the venezuelan economy. the economy is, frankly, in shambles. barclay's puts fiscal deficit at nearly 20% of gdp, one of the highest imbalances in the world. total debt has more than doubled since 2008. and that is despite the fact that venezuela has the greatest proven reserves of oil in the world. more than saudi arabia, iran or canada. when hugo chavez first came to power in 1999, oil was trading at $11 a barrel. today, it is trading at $111 a barrel. chavez has presided over the greatest windfall in his country's history. and, yet, venezuela is probably the only petro state in the world where people regularly suffer power outages. infrastructure is crumbling and public security is abysmal. venezuela has one of the worst homicide rates in the world, worse even than colombia, honduras and mexico. venezuelan exports to the u.s. from the start of chavez's rule through 2011 added up to nearly $350 billion. that's iconic for a presidency which marketed itself as anti-american. but even that trend may be reversing. according to a "financial times" report for every 10 barrels of crude that are expor
, and a deficit of $1.4 trillion to $1.6 trillion per year. we're spending $1.6 million per year than we're bringing in. >> you've accused the president of using scare tactics. what do you mean by that? do you think he's lying about what could happen? >> the thing is, you know what, first of all it's not congress that determines if we default. it's the treasury so i guess that would be secretary timothy geithner if he's still there. it would be the treasury that would decide but we have enough money to pay the interest on our debt, i believe it's $2.5 trillion comes into the treasury every year. that's enough money to pay the interest on the debt. we're not going to cut off payments to seniors on their social security and medicare, and then the military -- >> you saw what happened the last time when we argued about the debt ceiling. our credit rating was downgraded. that is partisan gridlock. >> that is a massive amount of debt. >> it was because of partisan gridlock. >> i disagree. >> and congress not being able to get its act together. we've seen what can happen. >> congress needs to g
. president obama has racked up more spending, $1 trillion deficits. and it's time that he join us in this effort to get our fiscal house in order. what is a drag on the economy is the spending. that is what is hurting hard-working taxpayer right now. and so we need him to join us in this effort. >> at the end of the day, this is going to be a question about public opinion. what makes you think talking about not raising the debt ceiling or shutting down the government, what have you, is a winner in the court of public opinion? >> well, again, we don't want to shut down the government, but in the court of public opinion, people also know that the federal government and the out of control spending is unsustainable. and large majorities of the american people want us to cut spending, to start making the tough decisions, to balance our budgets, start living within our means. the american people, in their own families, they understand that you have to do that. you have to make the tough decisions. you have to get your budget, you've got to put it in order. and they expect their elected

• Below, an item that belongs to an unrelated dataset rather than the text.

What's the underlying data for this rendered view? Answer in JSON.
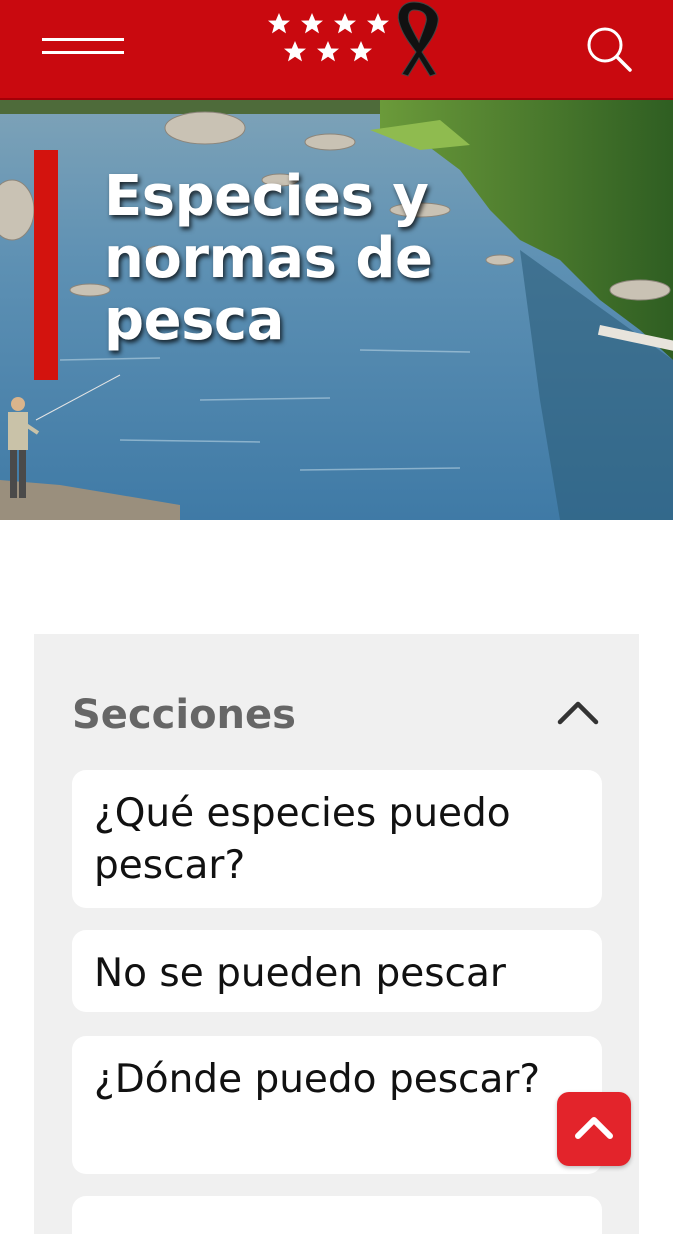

Search Results 0 to 6 of about 7 (some duplicates have been removed)